YOUR GOAL:
Search the data for the string "this" and copy each line in which it appears.
Content starts
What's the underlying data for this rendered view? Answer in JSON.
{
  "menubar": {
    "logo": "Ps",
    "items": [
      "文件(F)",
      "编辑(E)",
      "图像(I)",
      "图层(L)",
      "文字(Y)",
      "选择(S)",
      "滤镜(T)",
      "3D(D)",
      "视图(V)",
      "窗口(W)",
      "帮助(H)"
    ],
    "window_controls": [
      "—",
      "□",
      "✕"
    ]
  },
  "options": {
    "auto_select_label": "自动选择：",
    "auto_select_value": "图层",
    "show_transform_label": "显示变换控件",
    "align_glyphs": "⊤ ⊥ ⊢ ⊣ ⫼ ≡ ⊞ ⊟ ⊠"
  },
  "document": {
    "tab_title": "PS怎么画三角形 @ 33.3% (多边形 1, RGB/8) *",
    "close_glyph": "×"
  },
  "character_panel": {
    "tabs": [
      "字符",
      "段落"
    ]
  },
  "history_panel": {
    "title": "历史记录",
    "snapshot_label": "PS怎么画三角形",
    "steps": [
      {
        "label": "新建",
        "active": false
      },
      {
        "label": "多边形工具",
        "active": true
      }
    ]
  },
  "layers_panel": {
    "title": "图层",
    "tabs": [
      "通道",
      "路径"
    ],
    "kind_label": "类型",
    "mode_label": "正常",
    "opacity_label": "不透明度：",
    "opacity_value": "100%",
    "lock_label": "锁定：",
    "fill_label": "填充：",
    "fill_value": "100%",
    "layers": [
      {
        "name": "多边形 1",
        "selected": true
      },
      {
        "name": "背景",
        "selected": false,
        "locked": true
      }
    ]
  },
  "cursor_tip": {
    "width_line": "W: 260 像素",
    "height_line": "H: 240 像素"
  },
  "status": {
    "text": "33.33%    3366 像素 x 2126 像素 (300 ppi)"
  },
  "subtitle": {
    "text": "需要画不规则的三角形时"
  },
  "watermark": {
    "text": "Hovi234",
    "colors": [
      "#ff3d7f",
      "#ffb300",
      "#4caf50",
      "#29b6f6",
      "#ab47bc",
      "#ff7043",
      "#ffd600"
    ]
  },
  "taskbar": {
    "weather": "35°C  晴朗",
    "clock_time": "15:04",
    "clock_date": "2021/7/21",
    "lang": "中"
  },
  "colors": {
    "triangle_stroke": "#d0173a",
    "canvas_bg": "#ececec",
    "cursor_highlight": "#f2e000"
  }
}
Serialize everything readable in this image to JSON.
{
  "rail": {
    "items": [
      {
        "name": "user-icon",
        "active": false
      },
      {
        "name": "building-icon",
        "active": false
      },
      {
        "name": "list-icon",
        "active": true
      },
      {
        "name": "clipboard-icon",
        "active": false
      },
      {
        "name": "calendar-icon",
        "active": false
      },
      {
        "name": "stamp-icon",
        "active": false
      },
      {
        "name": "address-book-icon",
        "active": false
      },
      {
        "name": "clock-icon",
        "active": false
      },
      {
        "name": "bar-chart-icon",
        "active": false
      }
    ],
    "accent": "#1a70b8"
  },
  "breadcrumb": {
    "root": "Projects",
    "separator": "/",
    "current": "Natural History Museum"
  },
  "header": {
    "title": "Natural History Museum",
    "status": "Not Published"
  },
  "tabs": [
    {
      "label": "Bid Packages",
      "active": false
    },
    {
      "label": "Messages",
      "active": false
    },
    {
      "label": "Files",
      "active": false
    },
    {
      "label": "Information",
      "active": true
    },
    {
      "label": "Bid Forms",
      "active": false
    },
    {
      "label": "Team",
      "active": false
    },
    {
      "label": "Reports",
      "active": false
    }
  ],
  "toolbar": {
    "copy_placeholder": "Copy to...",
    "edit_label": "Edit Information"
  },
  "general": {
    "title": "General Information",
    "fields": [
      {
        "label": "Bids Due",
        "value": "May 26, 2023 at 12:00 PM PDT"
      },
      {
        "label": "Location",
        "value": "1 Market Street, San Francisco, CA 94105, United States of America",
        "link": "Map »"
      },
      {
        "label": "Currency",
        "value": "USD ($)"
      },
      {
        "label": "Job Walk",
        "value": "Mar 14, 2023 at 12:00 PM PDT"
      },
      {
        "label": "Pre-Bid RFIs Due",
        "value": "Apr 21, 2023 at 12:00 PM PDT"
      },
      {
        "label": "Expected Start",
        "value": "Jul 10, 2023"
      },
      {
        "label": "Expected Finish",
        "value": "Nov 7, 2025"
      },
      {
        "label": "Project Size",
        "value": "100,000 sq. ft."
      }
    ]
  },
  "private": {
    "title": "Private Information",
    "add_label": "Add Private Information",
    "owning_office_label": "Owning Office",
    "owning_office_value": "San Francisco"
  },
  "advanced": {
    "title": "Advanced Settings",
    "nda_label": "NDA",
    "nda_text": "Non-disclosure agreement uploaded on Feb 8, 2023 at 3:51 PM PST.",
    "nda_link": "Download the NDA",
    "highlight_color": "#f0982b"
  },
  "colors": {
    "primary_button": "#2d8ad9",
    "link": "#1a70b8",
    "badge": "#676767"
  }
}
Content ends
RESULT:
What's the underlying data for this rendered view? Answer in JSON.
Serialize everything readable in this image to JSON.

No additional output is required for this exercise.